What you should do
Please report how many lines in the data below contain "this". Nothing besides the number should be written.

Input material
__________
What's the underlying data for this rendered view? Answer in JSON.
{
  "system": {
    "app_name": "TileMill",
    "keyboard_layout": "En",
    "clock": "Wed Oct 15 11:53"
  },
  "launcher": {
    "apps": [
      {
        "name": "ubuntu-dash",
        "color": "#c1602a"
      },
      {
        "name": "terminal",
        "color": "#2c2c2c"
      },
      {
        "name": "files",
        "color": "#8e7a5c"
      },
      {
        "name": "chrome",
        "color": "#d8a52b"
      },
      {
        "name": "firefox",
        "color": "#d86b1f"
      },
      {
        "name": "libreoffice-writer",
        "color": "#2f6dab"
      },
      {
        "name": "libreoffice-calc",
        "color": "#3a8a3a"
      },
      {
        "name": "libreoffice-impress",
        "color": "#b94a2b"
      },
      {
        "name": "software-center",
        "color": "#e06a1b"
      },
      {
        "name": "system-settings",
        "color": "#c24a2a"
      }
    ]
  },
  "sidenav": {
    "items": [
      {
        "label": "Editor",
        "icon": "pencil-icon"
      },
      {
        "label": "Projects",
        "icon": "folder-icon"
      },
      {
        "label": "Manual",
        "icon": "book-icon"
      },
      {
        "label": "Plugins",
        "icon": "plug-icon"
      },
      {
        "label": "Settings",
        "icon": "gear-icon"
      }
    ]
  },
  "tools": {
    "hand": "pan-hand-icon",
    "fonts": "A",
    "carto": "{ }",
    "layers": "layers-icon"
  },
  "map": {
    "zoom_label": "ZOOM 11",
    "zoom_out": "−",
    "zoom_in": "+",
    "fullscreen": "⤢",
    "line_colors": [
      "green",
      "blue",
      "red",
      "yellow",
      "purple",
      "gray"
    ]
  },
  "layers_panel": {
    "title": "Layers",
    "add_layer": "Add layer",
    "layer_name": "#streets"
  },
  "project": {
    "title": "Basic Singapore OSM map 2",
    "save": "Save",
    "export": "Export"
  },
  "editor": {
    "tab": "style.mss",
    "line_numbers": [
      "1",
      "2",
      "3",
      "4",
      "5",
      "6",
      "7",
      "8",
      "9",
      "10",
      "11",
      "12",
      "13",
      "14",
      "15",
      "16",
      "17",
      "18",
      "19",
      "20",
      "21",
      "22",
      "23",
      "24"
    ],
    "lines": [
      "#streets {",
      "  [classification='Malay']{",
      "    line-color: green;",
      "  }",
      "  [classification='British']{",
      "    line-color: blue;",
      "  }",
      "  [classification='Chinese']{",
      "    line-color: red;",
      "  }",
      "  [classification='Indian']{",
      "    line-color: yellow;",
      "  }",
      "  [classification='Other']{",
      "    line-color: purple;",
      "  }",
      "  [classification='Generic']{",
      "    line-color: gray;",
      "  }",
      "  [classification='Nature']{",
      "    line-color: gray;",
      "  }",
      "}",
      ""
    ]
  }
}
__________
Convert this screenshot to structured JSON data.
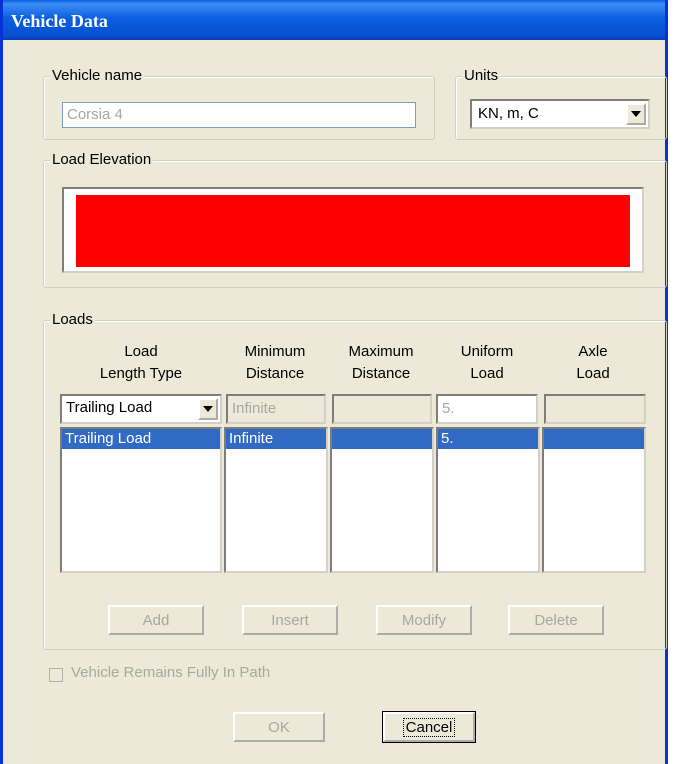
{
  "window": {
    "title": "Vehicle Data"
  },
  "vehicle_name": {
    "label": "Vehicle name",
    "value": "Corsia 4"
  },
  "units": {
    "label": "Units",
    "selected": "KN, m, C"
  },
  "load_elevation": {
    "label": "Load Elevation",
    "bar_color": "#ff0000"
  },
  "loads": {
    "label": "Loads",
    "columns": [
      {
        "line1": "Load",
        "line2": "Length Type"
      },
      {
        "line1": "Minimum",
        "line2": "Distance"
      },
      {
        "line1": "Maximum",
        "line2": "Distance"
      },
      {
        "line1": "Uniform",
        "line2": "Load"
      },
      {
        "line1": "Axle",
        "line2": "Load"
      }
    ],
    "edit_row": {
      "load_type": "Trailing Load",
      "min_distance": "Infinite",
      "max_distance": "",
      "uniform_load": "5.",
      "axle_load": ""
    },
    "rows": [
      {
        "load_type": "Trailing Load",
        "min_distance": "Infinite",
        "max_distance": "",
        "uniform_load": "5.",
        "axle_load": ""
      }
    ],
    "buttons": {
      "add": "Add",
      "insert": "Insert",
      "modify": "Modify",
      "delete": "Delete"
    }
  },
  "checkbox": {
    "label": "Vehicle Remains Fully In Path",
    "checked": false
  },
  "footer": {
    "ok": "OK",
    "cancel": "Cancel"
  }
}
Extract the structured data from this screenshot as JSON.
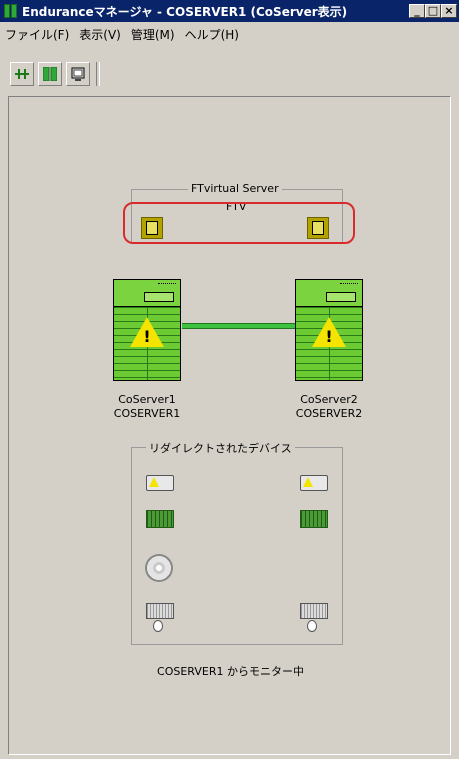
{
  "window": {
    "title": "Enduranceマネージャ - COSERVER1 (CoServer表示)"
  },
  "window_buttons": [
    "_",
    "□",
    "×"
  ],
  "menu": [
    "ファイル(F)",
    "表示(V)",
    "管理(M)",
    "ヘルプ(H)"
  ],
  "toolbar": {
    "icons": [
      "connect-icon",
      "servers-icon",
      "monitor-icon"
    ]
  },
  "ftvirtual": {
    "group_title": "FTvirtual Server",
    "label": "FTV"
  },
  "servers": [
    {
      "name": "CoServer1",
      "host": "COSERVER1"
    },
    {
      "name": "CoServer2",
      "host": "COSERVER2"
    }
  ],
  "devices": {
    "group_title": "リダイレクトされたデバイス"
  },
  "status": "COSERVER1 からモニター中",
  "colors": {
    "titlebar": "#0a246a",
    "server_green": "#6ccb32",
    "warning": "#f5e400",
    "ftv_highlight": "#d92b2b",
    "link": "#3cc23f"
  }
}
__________
Written solution
3